Author:
Panchuk, I.I., Volkov, R.A., Schoffl, F.
Source:
Plant physiology 2002 v.129 no.2 pp. 838-853
ISSN:
0032-0889
Subject:
Arabidopsis thaliana, transgenic plants, leaves, plant extracts, peroxidase, isozymes, genes, messenger RNA, gene expression, enzyme activity, heat stress, transcription factors, heat treatment, heat shock proteins, ascorbic acid, dehydroascorbic acid, nucleotide sequences, chemical constituents of plants, ascorbate peroxidase, oxidative stress, enzyme stability, stress response
Abstract:

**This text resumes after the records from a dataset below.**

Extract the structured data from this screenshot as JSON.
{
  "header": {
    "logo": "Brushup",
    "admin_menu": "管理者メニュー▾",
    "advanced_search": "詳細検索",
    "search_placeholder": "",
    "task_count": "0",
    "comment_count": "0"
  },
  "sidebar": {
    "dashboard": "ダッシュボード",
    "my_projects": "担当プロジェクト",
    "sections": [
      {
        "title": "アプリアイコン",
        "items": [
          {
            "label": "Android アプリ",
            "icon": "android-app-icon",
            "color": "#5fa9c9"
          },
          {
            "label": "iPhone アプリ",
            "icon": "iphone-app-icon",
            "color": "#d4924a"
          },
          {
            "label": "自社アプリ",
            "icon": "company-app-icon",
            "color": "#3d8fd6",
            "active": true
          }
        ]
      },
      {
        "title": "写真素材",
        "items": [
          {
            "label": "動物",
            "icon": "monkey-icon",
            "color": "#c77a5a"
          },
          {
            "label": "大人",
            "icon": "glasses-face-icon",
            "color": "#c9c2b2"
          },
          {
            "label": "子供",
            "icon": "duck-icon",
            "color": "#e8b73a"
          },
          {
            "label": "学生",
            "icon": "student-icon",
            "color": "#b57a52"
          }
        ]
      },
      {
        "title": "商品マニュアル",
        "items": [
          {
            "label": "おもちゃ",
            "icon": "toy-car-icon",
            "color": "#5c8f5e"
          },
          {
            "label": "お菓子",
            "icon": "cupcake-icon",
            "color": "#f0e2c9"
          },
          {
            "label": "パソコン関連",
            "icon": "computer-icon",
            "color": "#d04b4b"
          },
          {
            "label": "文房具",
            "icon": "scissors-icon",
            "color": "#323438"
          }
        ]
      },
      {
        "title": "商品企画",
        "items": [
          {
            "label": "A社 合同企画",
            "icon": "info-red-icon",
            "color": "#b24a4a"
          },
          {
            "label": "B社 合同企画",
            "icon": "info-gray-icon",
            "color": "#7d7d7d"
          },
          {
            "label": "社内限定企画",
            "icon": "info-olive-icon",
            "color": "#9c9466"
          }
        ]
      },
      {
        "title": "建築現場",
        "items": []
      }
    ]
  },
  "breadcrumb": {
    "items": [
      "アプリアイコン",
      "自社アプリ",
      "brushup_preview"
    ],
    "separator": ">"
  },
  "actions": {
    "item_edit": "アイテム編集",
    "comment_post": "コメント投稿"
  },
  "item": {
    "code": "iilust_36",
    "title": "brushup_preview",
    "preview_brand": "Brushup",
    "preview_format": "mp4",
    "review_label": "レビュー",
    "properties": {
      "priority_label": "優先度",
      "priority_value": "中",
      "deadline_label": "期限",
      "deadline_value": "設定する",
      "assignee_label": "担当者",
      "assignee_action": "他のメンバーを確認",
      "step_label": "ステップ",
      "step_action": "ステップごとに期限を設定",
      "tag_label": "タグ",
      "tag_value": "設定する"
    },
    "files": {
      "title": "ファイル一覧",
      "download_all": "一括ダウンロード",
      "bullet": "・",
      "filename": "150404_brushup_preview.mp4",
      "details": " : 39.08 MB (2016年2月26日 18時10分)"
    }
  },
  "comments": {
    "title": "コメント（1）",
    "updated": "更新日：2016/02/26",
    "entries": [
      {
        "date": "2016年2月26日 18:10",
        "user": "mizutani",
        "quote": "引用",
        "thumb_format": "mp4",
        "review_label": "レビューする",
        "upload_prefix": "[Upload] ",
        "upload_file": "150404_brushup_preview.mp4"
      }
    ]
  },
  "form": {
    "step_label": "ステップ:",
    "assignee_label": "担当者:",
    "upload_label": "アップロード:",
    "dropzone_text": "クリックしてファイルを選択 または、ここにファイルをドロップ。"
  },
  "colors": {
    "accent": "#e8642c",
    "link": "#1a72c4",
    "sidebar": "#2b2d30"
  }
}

To find evidence for a connection between heat stress response, oxidative stress, and common stress tolerance, we studied the effects of elevated growth temperatures and heat stress on the activity and expression of ascorbate peroxidase (APX). We compared wild-type Arabidopsis with transgenic plants overexpressing heat shock transcription factor 3 (HSF3), which synthesize heat shock proteins and are improved in basal thermotolerance. Following heat stress, APX activity was positively affected in transgenic plants and correlated with a new thermostable isoform, APXS. This enzyme was present in addition to thermolabile cytosolic APX1, the prevalent isoform in unstressed cells. In HSF3-transgenic plants, APXS activity was detectable at normal temperature and persisted after severe heat stress at 44 degrees C. In nontransgenic plants, APXS was undetectable at normal temperature, but could be induced by moderate heat stress. The mRNA expression profiles of known and three new Apx genes were determined using real-time PCR. Apx1 and Apx2 genes encoding cytosolic APX were heatstress and HSF dependently expressed, but only the representations of Apx2 mRNA met the criteria that suggest identity between APXS and APX2: not expressed at normal temperature in wild type, strong induction by heat stress, and HSF3-dependent expression in transgenic plants. Our data suggest that Apx2 is a novel heat shock gene and that the enzymatic activity of APX2/APXS is required to compensate heat stress-dependent decline of APX1 activity in the cytosol. The functional roles of modulations of APX expression and the interdependence of heat stress and oxidative stress response and signaling mechanisms are discussed.
Agid:
671355